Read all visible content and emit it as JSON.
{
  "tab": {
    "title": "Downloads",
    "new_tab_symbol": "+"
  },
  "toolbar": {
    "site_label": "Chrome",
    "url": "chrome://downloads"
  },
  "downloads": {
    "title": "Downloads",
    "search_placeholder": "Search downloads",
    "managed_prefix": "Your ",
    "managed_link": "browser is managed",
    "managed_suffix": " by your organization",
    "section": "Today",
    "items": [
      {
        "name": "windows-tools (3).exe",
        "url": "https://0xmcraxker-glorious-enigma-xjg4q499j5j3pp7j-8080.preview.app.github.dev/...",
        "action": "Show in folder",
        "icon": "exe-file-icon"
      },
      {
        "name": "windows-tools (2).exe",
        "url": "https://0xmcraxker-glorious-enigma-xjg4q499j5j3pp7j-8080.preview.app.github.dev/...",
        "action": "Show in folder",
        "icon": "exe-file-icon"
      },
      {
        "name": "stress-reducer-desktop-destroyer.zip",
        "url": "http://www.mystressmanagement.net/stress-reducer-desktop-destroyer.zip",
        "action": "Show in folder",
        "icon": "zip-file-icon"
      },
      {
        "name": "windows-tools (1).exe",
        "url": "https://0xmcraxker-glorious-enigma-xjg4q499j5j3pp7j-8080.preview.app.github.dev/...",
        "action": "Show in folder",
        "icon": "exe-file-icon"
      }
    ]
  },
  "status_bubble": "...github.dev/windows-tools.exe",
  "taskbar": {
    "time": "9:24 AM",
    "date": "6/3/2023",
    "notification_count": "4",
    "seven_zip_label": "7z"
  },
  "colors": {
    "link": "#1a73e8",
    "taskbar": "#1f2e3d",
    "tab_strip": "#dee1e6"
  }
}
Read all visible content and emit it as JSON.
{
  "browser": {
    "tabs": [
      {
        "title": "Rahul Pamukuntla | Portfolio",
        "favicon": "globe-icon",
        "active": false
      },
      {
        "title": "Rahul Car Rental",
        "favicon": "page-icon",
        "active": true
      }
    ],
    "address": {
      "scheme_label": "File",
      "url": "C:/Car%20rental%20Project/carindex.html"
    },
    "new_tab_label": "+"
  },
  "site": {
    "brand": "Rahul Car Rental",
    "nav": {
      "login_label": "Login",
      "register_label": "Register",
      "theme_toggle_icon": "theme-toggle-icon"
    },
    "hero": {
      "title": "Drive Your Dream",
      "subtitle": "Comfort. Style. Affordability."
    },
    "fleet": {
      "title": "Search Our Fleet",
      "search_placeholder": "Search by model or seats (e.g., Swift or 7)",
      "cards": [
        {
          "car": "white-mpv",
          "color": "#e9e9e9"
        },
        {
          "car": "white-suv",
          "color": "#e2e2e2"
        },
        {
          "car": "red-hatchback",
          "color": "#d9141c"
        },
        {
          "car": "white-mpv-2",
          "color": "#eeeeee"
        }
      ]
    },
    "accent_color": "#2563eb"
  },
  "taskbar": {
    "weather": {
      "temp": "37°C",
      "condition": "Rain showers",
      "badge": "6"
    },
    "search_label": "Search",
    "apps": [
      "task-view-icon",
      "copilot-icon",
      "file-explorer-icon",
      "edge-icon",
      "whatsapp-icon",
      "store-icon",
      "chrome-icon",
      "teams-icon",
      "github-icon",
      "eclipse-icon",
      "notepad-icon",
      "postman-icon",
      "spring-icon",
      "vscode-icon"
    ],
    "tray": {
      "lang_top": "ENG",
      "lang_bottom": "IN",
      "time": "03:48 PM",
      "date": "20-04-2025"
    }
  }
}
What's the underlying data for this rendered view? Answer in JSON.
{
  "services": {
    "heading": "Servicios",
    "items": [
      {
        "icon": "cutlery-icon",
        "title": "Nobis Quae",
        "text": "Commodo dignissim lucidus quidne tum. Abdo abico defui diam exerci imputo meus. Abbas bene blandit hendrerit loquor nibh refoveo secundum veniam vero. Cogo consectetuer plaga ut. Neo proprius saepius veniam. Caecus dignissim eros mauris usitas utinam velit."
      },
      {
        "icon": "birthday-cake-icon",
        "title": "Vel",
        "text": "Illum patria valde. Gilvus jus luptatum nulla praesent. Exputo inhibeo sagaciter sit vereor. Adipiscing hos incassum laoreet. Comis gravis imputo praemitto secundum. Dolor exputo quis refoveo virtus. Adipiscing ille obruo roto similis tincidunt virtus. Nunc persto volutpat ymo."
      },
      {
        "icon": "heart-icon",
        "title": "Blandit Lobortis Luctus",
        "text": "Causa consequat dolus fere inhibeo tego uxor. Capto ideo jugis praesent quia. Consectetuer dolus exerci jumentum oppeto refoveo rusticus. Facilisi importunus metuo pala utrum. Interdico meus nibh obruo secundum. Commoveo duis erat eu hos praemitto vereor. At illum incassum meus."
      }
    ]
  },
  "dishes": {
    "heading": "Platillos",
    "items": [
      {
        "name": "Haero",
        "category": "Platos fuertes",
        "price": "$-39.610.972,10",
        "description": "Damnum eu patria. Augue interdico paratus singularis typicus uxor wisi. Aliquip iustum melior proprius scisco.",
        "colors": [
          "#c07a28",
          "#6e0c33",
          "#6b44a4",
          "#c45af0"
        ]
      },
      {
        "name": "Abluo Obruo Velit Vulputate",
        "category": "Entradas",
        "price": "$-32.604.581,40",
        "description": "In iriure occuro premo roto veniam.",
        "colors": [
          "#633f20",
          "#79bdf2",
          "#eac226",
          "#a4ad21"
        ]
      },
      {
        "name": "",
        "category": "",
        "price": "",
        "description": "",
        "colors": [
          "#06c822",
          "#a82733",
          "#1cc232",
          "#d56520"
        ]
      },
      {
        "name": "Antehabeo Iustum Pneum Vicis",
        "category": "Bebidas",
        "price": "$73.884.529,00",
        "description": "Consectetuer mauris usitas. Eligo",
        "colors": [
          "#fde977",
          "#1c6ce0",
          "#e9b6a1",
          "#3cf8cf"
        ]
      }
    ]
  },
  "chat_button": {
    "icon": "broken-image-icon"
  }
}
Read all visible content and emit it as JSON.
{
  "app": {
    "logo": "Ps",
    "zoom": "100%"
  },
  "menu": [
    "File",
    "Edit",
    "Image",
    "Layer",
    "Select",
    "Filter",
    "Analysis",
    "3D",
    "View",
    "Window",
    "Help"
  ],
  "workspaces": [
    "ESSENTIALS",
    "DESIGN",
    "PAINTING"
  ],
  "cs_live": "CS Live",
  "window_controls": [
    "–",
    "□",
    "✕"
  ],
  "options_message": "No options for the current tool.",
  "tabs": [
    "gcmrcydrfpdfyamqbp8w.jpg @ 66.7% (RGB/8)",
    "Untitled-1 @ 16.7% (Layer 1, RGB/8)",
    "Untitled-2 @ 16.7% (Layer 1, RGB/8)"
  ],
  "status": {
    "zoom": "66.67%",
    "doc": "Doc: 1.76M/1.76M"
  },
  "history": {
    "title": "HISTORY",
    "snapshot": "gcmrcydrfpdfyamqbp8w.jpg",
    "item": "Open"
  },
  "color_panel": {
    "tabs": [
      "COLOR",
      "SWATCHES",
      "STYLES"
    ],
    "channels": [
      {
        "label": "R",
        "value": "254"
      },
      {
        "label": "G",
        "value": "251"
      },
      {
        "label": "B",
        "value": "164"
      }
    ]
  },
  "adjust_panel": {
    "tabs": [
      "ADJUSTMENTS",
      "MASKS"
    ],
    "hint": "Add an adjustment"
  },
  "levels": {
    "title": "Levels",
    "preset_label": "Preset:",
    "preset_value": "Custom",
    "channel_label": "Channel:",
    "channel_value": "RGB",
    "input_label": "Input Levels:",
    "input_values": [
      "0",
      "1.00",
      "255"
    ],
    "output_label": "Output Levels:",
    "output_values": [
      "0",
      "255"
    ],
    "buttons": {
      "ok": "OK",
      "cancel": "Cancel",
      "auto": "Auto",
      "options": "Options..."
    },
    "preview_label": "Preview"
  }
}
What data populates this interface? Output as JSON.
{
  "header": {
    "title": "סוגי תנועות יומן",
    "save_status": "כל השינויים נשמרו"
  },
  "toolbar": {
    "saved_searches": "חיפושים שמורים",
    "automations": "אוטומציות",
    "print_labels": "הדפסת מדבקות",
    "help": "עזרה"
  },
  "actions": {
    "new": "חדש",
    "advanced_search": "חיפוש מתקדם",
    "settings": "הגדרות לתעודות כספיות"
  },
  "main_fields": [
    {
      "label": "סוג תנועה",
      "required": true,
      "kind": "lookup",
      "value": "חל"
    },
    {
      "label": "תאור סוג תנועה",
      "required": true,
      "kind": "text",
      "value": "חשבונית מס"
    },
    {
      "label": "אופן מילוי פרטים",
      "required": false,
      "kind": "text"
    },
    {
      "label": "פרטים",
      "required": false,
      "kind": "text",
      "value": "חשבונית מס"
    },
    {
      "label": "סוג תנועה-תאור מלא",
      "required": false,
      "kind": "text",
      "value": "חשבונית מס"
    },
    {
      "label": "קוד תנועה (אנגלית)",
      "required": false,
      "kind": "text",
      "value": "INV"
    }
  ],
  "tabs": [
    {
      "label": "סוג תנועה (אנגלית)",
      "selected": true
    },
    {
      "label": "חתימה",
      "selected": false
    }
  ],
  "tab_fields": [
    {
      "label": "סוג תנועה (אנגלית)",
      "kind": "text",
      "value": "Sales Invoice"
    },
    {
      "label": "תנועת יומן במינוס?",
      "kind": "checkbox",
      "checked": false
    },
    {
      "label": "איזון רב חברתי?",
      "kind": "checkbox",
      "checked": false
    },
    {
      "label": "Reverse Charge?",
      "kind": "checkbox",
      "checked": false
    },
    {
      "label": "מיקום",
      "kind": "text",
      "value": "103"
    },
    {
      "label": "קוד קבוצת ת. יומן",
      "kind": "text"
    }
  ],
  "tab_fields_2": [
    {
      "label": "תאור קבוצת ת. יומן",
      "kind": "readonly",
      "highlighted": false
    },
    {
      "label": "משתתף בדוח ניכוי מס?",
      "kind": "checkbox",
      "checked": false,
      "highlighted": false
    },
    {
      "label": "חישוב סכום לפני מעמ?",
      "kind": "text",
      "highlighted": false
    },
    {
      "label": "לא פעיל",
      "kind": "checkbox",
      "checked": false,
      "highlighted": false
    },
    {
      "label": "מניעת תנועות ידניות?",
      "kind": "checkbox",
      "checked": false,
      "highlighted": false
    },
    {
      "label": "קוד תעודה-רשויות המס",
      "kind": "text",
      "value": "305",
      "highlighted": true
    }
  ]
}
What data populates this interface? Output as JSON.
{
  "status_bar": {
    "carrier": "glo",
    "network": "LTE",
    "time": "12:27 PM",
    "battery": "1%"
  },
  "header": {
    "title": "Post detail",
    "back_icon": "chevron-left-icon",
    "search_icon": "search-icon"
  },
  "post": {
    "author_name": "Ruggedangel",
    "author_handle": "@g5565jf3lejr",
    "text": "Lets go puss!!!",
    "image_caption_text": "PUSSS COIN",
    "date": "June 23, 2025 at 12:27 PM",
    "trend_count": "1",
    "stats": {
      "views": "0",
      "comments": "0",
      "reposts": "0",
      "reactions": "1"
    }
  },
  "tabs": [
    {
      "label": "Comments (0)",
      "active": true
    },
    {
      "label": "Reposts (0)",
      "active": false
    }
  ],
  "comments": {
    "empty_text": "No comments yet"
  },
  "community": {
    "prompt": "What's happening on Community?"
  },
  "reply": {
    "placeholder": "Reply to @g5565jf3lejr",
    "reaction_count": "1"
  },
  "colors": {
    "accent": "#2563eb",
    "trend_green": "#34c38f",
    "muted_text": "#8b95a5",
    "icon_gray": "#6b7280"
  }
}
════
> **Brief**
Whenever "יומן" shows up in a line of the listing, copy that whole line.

> **Answer space**
    "title": "סוגי תנועות יומן",
      "label": "תנועת יומן במינוס?",
      "label": "קוד קבוצת ת. יומן",
      "label": "תאור קבוצת ת. יומן",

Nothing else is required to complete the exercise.